Educational Literacy in the Context of Environmental Ethics
ABSTRACT: I explore the concept of literacy and the role it might play in environmental ethics. One of the goals of environmental ethics is to describe and contribute to the creation of an ecologically responsible culture. The creation of such a culture requires the development of knowledge and abilities that will help sustain such a culture. Since education is one of the key institutions for instilling values and world views, it is important for environmental philosophers to think about the institutionalization of environmental theories in terms of their implications for the environmentally literate person. I argue that attention to literacy is significant for two reasons. First, it provides one way of evaluating the differences between competing environmental philosophies. Second, it raises the important question of what kind of person is required to carry out a particular vision of environmental responsibility. By addressing the issue of education and literacy, philosophers interested in environmental ethics can help create a vision of citizens who have democratically internalized and integrated environmental values and priorities rather than having them imposed from above.
Environmental ethics presents us with a plurality of different theoretical positions, from sophisticated forms of anthropocentrism to competing views of ecofeminism and social ecology to various versions of biocentrism. The ethical discussions these positions have prompted reveal how difficult it is to extend or revise existing moral traditions in a manner that appears both plausible and socially legitimate to mainstream audiences. Traditional human-centered world views have a strong hold on the minds and habits of action of citizens in Western industrialized societies, as well as in many others. Since the utopian goal of many philosophers interested in environmental ethics is the creation of an environmentally responsible and just culture, it is incumbent upon us to think critically about how various environmental ethical positions might be integrated with and institutionalized within the existing societies we know and experience.
In so far as we frame one goal of environmental ethics to be the nurturing of an ecological culture, we must begin to ask how such a culture can be brought about. Clearly, environmental values and priorities must be institutionalized within a responsible society. But this suggests that environmental philosophy needs to examine the role to be played by education and educational institutions in the development of an environmentally responsible society. Education plays a major role in fostering the abilities and values of citizens.
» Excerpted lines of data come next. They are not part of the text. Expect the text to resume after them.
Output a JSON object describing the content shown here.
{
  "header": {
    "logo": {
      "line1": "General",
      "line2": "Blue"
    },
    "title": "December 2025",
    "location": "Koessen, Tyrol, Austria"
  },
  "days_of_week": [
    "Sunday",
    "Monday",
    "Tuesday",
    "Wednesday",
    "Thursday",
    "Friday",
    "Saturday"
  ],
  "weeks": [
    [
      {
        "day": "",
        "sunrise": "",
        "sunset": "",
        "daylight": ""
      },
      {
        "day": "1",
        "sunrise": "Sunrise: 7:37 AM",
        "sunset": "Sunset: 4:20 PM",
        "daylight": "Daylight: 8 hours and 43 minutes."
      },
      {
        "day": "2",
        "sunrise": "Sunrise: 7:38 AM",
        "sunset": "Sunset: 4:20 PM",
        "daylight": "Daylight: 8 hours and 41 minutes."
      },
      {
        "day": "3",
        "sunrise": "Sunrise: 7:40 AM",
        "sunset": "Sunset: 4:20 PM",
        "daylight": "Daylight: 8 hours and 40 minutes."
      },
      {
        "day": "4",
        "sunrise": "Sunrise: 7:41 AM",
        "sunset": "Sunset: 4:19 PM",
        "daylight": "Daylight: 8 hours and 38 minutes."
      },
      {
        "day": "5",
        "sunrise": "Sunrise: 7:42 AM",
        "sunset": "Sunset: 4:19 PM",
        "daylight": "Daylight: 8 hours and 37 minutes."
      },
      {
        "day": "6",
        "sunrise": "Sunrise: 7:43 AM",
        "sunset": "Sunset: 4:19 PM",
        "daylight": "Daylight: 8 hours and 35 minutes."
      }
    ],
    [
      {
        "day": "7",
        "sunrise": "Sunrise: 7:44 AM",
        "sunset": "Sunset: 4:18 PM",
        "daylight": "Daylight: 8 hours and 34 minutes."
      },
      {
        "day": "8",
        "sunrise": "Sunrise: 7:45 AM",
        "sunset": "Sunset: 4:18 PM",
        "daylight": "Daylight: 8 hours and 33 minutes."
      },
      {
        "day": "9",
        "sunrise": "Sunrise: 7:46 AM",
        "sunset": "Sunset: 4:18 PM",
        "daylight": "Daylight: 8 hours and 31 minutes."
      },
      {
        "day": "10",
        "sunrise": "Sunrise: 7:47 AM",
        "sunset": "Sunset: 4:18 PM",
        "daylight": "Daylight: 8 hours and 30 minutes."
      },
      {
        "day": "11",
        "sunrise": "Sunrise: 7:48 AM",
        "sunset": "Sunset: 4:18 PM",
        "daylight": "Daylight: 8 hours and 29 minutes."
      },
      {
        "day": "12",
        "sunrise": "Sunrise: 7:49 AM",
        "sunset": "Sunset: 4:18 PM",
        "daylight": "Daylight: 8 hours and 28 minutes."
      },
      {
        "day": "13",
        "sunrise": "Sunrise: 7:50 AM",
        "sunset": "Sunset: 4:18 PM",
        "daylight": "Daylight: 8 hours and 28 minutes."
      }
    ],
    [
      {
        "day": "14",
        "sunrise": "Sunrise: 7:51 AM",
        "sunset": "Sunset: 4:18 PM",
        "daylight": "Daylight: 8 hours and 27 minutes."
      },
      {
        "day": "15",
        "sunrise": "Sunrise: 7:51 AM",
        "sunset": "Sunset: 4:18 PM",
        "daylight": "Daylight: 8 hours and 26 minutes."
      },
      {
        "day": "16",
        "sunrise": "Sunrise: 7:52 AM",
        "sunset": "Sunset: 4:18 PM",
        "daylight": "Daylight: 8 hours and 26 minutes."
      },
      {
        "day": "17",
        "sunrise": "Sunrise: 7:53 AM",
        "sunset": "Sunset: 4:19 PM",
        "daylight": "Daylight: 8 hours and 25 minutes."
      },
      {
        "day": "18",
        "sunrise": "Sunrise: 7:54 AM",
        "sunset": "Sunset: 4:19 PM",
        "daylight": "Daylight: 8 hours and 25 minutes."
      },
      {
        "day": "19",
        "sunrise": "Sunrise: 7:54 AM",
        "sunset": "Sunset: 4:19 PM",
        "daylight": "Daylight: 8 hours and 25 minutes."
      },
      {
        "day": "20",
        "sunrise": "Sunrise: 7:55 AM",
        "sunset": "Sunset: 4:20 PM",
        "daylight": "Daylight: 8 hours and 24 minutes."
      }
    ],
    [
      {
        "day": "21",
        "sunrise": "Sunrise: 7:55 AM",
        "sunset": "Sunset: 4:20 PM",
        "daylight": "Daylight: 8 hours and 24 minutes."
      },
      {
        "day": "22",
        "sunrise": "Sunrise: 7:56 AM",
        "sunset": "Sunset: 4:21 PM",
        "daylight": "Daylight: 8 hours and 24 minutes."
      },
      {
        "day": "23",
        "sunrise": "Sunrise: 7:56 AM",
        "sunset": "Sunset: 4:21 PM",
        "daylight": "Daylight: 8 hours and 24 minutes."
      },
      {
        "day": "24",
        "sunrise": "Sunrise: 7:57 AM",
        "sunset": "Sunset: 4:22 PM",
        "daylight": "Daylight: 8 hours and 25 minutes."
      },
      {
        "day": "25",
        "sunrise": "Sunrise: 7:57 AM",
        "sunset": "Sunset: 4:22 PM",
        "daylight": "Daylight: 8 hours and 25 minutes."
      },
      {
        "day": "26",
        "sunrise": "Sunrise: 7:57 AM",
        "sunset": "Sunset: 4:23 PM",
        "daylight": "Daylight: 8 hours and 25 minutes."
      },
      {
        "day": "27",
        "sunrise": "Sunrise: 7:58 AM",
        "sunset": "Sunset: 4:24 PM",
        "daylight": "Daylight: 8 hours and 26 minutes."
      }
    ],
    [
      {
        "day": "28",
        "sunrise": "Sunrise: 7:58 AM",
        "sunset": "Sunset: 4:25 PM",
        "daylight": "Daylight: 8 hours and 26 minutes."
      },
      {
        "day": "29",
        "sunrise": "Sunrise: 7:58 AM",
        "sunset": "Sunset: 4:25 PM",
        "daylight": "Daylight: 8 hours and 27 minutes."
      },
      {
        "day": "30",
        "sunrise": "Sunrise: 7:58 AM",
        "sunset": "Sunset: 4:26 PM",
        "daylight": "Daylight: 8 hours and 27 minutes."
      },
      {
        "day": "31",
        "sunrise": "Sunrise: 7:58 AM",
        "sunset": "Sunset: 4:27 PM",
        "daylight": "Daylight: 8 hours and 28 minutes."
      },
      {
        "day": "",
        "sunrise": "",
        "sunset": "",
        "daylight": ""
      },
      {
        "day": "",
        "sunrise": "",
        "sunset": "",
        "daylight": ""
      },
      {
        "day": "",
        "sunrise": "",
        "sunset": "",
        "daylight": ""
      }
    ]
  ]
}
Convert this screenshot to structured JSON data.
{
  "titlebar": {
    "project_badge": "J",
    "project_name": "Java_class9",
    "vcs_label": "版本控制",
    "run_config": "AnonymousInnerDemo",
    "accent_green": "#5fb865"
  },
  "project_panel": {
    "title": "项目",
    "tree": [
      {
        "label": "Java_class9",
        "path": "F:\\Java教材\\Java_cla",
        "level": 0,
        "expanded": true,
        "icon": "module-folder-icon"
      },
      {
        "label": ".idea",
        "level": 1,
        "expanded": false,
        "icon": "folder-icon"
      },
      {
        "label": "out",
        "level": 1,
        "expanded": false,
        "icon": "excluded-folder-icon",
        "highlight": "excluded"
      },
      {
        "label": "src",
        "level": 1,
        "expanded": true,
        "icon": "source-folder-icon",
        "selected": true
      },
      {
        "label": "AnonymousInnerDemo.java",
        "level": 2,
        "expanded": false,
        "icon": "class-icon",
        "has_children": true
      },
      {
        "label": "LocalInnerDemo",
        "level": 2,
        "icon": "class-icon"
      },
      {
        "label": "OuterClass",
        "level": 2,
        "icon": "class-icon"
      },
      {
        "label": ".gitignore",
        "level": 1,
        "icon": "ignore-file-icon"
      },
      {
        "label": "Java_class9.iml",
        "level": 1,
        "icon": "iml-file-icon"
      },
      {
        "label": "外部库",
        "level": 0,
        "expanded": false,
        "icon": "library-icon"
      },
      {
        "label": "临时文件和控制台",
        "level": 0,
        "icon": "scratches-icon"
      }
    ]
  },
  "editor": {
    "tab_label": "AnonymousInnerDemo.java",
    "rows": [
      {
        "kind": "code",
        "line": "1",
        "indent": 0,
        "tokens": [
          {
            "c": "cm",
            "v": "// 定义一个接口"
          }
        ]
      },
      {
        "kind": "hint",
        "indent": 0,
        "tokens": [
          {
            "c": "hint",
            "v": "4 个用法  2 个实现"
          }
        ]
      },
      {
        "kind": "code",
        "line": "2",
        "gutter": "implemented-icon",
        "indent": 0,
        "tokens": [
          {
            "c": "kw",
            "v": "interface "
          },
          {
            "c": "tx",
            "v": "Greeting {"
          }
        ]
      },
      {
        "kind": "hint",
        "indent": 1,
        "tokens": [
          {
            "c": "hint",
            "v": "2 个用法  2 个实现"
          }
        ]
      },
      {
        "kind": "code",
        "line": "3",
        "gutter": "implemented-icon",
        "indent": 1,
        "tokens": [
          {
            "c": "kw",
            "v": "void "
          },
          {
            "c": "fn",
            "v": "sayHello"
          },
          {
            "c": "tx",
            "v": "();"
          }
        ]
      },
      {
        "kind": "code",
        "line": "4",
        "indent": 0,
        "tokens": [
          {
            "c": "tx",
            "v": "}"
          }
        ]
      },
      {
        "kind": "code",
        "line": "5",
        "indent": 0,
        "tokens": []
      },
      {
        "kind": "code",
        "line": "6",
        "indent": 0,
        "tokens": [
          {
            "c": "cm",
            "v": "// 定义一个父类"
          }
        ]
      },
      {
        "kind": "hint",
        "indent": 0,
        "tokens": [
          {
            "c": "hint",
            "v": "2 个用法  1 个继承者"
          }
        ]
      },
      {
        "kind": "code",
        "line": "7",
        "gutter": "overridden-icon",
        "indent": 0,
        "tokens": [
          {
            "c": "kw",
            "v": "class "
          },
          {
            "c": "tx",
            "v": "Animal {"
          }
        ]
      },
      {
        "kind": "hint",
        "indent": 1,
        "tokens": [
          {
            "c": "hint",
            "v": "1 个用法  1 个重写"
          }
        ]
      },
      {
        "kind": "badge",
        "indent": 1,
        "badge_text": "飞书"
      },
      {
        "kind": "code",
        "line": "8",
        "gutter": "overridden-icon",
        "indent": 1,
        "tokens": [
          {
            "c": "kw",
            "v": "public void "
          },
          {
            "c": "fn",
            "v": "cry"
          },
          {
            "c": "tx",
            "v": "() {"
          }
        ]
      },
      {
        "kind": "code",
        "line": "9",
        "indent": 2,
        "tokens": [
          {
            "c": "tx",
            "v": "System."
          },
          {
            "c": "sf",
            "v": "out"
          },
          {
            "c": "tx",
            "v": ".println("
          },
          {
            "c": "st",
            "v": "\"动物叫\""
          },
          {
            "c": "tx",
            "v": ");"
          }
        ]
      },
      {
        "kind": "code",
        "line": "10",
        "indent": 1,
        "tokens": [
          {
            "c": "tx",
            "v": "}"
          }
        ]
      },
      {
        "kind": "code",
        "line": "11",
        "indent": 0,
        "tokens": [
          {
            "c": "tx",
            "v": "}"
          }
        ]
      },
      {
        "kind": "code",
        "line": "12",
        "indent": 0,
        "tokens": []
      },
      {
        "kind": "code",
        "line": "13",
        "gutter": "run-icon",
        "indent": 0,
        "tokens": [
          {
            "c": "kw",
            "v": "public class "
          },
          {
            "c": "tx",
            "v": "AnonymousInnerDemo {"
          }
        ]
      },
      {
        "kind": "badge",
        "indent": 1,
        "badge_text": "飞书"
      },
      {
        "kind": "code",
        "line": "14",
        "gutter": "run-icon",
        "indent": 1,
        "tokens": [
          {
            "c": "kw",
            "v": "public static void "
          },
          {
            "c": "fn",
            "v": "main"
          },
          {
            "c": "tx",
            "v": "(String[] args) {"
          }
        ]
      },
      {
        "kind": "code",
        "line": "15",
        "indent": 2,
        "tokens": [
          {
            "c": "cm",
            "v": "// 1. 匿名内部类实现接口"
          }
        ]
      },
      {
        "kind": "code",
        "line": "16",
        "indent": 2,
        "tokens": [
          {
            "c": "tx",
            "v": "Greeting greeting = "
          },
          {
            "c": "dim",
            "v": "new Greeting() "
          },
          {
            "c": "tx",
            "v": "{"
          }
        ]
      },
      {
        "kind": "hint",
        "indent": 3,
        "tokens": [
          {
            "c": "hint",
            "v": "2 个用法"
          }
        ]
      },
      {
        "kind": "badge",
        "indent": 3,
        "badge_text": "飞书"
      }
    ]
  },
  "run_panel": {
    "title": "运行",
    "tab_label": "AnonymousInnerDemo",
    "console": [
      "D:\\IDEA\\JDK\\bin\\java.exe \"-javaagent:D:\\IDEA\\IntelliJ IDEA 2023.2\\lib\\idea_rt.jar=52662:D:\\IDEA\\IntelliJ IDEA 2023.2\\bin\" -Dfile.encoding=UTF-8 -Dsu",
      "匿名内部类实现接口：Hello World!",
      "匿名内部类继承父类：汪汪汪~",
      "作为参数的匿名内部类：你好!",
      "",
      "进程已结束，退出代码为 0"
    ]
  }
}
We should, therefore, ask how environmental aspirations ought to affect the goals of education.
I shall use the concept of "literacy" quite broadly to refer to the goals of the educational process. Environmental philosophers need to think through...